In the first part of our series on "Finding Value in Transaction Data" we explored a problem that is encountered by many organisations – how to identify and extract value out of the ever growing amount of data.
Data analytics is certainly making its impact felt in our collective progress as a species, with the technology being applied across a wide range of human activity. A report by the United Nations entitled Humanitarianism in the Interconnected Age identifies four challenges surrounding data analytics in helping tackle global challenges such as access to education, natural disaster management and disease control and prevention. These requirements centre on the development, acquisition, analysis and sharing of the increasing numbers of new information channels to find solutions to global challenges. In this blog, we'll look at three ways data analytics is helping save lives by allowing us to understand, anticipate and manage events or situations that pose a threat to human life.

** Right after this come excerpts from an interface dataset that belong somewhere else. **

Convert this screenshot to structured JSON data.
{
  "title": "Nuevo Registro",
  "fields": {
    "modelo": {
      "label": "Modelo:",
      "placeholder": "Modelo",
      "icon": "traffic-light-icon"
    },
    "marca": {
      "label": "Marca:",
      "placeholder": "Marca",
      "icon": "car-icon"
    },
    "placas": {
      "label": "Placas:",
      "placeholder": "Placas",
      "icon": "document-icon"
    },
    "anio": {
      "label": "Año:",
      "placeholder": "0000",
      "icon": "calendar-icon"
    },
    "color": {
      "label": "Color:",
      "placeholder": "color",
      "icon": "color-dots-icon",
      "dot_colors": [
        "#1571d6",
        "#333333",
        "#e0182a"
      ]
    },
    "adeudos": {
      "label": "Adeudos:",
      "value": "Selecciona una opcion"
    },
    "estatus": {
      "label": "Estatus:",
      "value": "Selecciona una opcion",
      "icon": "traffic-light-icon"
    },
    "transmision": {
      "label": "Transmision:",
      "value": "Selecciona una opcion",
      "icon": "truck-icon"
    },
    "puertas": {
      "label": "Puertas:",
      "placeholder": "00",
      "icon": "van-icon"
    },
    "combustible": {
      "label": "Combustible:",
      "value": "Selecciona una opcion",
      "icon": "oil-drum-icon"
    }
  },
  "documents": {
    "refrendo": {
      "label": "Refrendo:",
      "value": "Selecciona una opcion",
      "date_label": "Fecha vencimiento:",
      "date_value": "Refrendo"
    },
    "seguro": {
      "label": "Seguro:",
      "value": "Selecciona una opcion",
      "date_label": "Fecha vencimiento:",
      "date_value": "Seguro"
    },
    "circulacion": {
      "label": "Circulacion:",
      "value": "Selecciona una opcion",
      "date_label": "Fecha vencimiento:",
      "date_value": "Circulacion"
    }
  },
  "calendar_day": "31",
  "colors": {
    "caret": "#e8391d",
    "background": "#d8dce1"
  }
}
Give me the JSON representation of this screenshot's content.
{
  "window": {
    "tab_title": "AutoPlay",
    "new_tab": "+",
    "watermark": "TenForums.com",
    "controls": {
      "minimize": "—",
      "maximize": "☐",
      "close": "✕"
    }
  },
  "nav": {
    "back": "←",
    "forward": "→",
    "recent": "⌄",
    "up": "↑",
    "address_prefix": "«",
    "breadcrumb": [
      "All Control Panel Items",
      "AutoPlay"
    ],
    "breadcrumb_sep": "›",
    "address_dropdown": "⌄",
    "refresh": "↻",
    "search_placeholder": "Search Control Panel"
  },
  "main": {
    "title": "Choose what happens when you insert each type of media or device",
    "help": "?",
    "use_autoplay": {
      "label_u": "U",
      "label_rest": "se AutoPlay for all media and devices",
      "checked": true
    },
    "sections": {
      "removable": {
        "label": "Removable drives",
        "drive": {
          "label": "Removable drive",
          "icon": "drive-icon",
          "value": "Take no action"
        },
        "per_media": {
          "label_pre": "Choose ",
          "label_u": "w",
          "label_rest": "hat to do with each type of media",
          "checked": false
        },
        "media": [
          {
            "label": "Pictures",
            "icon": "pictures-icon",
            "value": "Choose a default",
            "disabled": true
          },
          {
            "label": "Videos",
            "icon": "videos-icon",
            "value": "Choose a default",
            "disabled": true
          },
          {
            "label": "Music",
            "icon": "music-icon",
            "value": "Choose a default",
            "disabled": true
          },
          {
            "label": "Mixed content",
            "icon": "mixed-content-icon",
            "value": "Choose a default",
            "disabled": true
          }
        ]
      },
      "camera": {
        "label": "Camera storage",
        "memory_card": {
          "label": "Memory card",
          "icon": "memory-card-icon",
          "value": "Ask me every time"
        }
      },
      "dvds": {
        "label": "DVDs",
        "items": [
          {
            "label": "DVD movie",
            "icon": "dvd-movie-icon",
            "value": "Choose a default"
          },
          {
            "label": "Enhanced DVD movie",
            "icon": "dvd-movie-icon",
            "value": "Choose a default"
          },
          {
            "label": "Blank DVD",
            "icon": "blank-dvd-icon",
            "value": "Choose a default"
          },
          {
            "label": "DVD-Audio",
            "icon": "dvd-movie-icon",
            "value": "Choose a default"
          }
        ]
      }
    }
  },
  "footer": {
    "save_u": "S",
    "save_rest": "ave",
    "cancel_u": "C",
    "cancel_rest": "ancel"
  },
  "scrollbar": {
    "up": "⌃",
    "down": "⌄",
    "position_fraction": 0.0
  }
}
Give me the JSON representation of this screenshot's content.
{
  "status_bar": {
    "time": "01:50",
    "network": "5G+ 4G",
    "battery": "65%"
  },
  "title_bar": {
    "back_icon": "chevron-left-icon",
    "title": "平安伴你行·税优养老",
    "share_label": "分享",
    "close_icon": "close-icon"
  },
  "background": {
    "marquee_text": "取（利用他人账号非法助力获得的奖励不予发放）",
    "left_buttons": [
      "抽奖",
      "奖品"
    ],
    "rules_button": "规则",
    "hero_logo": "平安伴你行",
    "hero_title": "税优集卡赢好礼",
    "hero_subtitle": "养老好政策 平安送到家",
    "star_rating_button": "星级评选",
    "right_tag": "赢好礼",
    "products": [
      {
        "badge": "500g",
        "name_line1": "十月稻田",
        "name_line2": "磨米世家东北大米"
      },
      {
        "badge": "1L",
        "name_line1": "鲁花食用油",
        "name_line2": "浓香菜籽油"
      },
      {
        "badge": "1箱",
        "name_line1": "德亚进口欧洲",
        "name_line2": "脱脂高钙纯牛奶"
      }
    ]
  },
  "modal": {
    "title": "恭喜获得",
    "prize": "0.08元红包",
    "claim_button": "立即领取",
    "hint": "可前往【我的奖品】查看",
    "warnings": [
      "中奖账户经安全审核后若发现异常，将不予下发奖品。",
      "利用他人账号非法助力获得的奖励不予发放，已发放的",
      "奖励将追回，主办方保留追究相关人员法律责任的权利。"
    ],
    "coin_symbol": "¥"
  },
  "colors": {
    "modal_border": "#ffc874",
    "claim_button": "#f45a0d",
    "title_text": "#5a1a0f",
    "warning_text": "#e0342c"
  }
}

The once flat region South of Johannesburg is littered with man-made yellow hillocks. These hills are a reminder of the history of Johannesburg – a city literally built on gold. The gold has been mined here since the rush of the 1880s. Much of the gold was extracted from the crushed rock and the left-overs transported by mules and later trucks to these locations. However, the mine-dumps (as they’re locally known) are yellow-coloured as a reminder that even after the original extract – allusive gold still exists in the waste piles.
Last month we used predictive analytics and machine learning to predict the results of the Rugby World Cup, “out-moneyballing” the bookies themselves and placing us at the top 00.32% of humans on sports prediction site, SuperBru. Now that the dust has settled a bit after that fun initiative, I thought I’d look into other ways data analytics is being used in the sports world today. There are indeed many ways, but for the sake of brevity, let’s look at four of the more interesting ways that data analytics is changing the world of sports.
It seems to be a topic of conversation everywhere you go, and now the Internet of things (IoT) and a growing data-sharing culture is helping make the world a safer place - one missing drain cover and pothole at a time.
Kevin Spacey may not have given data analytics the nod at his acceptance speech this year at the Golden Globes, but that doesn’t mean the star doesn’t understand the depth of data’s role in the success of his hit show, House of Cards.